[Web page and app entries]
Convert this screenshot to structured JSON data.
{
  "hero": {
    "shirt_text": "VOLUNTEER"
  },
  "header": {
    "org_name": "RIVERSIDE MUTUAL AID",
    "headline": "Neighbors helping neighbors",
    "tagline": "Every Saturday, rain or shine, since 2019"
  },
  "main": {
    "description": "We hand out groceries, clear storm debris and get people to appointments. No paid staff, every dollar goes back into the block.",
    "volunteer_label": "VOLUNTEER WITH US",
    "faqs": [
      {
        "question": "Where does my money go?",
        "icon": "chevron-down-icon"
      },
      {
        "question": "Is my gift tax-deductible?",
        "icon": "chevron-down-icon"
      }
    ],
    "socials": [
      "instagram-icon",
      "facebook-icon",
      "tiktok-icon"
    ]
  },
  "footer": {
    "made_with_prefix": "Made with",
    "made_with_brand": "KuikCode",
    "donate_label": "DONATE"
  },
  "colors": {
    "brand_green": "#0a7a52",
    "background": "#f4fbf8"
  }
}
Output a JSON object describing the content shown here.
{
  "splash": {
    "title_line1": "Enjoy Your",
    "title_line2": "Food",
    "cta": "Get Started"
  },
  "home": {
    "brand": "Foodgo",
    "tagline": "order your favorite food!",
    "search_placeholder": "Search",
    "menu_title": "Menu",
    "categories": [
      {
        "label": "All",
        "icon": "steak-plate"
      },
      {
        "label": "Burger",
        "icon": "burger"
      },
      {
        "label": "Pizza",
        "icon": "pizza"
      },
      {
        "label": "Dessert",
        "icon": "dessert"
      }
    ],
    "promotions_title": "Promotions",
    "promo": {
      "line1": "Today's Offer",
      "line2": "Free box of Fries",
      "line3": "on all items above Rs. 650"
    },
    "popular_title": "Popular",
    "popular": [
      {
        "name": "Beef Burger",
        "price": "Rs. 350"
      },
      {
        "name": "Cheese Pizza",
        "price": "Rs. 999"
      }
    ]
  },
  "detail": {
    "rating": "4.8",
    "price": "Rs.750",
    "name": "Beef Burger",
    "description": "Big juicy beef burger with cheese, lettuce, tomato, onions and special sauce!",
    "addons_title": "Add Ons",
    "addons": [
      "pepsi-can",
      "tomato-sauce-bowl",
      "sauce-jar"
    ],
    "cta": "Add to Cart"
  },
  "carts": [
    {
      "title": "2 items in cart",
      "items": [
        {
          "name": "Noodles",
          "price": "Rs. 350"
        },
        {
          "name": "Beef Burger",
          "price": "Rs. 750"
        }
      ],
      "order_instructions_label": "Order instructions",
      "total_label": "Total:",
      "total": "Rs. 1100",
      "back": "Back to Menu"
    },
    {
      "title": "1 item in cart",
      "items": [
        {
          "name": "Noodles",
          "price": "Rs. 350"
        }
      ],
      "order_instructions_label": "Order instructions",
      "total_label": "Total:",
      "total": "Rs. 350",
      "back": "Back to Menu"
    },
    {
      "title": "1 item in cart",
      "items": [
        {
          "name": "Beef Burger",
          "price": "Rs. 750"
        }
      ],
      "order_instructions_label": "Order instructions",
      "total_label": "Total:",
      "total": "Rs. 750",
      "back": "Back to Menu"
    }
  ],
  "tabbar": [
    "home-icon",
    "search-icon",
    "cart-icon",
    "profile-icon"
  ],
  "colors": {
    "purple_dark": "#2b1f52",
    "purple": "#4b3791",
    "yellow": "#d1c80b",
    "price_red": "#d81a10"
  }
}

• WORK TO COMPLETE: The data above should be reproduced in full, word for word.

• YOUR RESPONSE:
Convert this screenshot to structured JSON data.
{
  "hero": {
    "shirt_text": "VOLUNTEER"
  },
  "header": {
    "org_name": "RIVERSIDE MUTUAL AID",
    "headline": "Neighbors helping neighbors",
    "tagline": "Every Saturday, rain or shine, since 2019"
  },
  "main": {
    "description": "We hand out groceries, clear storm debris and get people to appointments. No paid staff, every dollar goes back into the block.",
    "volunteer_label": "VOLUNTEER WITH US",
    "faqs": [
      {
        "question": "Where does my money go?",
        "icon": "chevron-down-icon"
      },
      {
        "question": "Is my gift tax-deductible?",
        "icon": "chevron-down-icon"
      }
    ],
    "socials": [
      "instagram-icon",
      "facebook-icon",
      "tiktok-icon"
    ]
  },
  "footer": {
    "made_with_prefix": "Made with",
    "made_with_brand": "KuikCode",
    "donate_label": "DONATE"
  },
  "colors": {
    "brand_green": "#0a7a52",
    "background": "#f4fbf8"
  }
}
Output a JSON object describing the content shown here.
{
  "splash": {
    "title_line1": "Enjoy Your",
    "title_line2": "Food",
    "cta": "Get Started"
  },
  "home": {
    "brand": "Foodgo",
    "tagline": "order your favorite food!",
    "search_placeholder": "Search",
    "menu_title": "Menu",
    "categories": [
      {
        "label": "All",
        "icon": "steak-plate"
      },
      {
        "label": "Burger",
        "icon": "burger"
      },
      {
        "label": "Pizza",
        "icon": "pizza"
      },
      {
        "label": "Dessert",
        "icon": "dessert"
      }
    ],
    "promotions_title": "Promotions",
    "promo": {
      "line1": "Today's Offer",
      "line2": "Free box of Fries",
      "line3": "on all items above Rs. 650"
    },
    "popular_title": "Popular",
    "popular": [
      {
        "name": "Beef Burger",
        "price": "Rs. 350"
      },
      {
        "name": "Cheese Pizza",
        "price": "Rs. 999"
      }
    ]
  },
  "detail": {
    "rating": "4.8",
    "price": "Rs.750",
    "name": "Beef Burger",
    "description": "Big juicy beef burger with cheese, lettuce, tomato, onions and special sauce!",
    "addons_title": "Add Ons",
    "addons": [
      "pepsi-can",
      "tomato-sauce-bowl",
      "sauce-jar"
    ],
    "cta": "Add to Cart"
  },
  "carts": [
    {
      "title": "2 items in cart",
      "items": [
        {
          "name": "Noodles",
          "price": "Rs. 350"
        },
        {
          "name": "Beef Burger",
          "price": "Rs. 750"
        }
      ],
      "order_instructions_label": "Order instructions",
      "total_label": "Total:",
      "total": "Rs. 1100",
      "back": "Back to Menu"
    },
    {
      "title": "1 item in cart",
      "items": [
        {
          "name": "Noodles",
          "price": "Rs. 350"
        }
      ],
      "order_instructions_label": "Order instructions",
      "total_label": "Total:",
      "total": "Rs. 350",
      "back": "Back to Menu"
    },
    {
      "title": "1 item in cart",
      "items": [
        {
          "name": "Beef Burger",
          "price": "Rs. 750"
        }
      ],
      "order_instructions_label": "Order instructions",
      "total_label": "Total:",
      "total": "Rs. 750",
      "back": "Back to Menu"
    }
  ],
  "tabbar": [
    "home-icon",
    "search-icon",
    "cart-icon",
    "profile-icon"
  ],
  "colors": {
    "purple_dark": "#2b1f52",
    "purple": "#4b3791",
    "yellow": "#d1c80b",
    "price_red": "#d81a10"
  }
}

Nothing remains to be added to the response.